Task to carry out:
Which lines in the data below contain the string "glass"? Show each one.

Records from a dataset:
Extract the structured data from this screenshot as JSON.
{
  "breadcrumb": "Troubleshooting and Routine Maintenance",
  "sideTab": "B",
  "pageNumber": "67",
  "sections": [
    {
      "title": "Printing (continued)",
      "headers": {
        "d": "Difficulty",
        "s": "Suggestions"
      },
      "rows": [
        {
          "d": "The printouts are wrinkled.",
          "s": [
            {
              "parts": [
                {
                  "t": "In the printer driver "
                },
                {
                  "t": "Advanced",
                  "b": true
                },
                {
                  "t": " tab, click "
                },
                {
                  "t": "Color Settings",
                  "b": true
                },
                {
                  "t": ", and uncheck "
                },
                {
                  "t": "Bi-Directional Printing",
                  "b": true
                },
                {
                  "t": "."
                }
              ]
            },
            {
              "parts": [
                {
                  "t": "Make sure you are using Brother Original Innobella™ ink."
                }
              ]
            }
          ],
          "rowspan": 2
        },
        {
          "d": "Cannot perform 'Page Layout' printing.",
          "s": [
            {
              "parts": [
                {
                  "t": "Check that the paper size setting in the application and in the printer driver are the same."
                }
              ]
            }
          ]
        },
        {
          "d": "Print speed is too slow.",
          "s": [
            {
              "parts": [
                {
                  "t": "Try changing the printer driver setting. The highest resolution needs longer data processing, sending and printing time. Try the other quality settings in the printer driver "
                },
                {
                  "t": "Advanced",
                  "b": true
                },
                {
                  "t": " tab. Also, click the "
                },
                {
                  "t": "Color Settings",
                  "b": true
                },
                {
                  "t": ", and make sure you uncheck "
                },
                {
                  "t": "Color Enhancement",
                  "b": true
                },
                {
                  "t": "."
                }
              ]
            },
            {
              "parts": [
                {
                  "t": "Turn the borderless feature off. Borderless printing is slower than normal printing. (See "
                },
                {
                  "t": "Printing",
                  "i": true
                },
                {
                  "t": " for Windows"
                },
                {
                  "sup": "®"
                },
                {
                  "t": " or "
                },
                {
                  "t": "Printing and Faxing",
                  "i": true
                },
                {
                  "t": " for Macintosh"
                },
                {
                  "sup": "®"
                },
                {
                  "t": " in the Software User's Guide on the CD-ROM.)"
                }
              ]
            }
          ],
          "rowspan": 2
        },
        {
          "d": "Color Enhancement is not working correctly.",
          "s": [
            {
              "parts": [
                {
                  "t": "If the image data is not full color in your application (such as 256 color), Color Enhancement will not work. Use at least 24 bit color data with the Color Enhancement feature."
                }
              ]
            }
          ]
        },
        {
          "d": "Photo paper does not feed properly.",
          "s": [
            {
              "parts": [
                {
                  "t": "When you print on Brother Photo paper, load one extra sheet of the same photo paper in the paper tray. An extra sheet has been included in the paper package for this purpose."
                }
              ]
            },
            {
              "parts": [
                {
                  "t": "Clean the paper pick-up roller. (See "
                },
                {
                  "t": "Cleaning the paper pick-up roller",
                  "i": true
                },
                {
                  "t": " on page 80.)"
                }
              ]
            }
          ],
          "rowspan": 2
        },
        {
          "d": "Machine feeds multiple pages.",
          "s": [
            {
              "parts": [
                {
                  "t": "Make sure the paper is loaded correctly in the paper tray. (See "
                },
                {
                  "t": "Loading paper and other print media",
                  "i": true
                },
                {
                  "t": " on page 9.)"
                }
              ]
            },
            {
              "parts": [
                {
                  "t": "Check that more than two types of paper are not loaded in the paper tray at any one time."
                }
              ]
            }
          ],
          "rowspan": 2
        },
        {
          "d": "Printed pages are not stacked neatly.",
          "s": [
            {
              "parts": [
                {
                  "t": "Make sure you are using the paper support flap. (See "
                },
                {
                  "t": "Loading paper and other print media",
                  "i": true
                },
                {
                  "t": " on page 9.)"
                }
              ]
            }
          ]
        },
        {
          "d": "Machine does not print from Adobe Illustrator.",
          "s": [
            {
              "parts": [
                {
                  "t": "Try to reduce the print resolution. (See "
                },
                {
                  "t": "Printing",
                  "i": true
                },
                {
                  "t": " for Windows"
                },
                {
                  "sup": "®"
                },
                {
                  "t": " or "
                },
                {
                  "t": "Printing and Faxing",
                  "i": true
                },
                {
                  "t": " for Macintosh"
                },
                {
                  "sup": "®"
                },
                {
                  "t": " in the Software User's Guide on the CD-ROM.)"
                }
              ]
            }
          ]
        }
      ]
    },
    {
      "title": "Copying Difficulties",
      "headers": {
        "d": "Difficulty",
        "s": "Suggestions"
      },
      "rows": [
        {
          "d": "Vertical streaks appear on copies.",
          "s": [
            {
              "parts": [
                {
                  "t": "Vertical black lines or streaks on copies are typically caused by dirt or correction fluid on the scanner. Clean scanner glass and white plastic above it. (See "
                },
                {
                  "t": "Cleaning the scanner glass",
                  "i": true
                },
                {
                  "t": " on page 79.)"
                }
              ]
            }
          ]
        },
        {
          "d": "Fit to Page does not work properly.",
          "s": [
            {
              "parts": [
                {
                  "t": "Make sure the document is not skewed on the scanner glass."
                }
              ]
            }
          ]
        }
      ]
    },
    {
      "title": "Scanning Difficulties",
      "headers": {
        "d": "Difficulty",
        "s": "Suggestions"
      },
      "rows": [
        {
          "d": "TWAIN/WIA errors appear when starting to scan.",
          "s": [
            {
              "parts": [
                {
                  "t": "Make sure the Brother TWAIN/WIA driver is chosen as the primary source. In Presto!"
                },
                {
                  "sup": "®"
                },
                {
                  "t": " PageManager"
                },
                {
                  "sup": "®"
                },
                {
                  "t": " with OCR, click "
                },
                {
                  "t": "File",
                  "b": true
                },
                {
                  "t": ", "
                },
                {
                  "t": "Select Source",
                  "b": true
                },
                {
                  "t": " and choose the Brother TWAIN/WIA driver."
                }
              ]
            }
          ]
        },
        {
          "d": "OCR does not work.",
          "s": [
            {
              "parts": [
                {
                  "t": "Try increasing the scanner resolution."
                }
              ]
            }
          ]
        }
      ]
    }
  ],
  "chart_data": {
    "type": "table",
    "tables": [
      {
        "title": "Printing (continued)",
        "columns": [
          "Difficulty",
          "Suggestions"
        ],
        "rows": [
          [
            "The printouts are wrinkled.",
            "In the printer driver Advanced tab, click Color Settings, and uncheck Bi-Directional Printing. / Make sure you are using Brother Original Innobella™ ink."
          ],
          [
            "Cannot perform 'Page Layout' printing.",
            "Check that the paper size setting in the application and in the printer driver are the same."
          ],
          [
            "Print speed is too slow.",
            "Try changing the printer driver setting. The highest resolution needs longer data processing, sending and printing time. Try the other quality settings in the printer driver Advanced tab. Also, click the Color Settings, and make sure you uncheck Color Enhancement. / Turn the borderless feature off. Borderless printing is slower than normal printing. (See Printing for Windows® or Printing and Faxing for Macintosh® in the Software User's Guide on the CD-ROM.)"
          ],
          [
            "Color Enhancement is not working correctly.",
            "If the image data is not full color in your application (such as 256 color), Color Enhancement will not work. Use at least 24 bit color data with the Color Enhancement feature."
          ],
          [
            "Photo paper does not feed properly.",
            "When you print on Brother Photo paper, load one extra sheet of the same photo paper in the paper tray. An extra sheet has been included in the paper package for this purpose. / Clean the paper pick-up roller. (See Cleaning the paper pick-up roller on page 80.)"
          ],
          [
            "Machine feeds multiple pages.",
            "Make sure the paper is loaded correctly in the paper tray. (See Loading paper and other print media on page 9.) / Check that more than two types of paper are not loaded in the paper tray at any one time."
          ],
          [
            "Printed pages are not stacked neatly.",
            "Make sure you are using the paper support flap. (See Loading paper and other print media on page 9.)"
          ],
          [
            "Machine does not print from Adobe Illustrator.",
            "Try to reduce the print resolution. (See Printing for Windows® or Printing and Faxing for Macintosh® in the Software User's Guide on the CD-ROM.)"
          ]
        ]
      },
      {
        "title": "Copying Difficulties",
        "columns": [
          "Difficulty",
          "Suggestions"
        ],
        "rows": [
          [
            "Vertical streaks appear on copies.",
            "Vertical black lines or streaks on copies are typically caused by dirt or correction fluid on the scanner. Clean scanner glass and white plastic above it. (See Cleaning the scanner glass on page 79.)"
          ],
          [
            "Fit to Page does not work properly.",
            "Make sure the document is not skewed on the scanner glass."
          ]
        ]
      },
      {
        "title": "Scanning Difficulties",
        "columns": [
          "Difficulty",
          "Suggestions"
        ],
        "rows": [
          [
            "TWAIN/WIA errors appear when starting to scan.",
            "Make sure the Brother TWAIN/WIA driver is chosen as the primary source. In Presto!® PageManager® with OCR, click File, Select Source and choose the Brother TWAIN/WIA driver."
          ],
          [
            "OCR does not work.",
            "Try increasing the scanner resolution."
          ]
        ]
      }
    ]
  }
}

Answer to this task:
                  "t": "Vertical black lines or streaks on copies are typically caused by dirt or correction fluid on the scanner. Clean scanner glass and white plastic above it. (See "
                  "t": "Cleaning the scanner glass",
                  "t": "Make sure the document is not skewed on the scanner glass."
            "Vertical black lines or streaks on copies are typically caused by dirt or correction fluid on the scanner. Clean scanner glass and white plastic above it. (See Cleaning the scanner glass on page 79.)"
            "Make sure the document is not skewed on the scanner glass."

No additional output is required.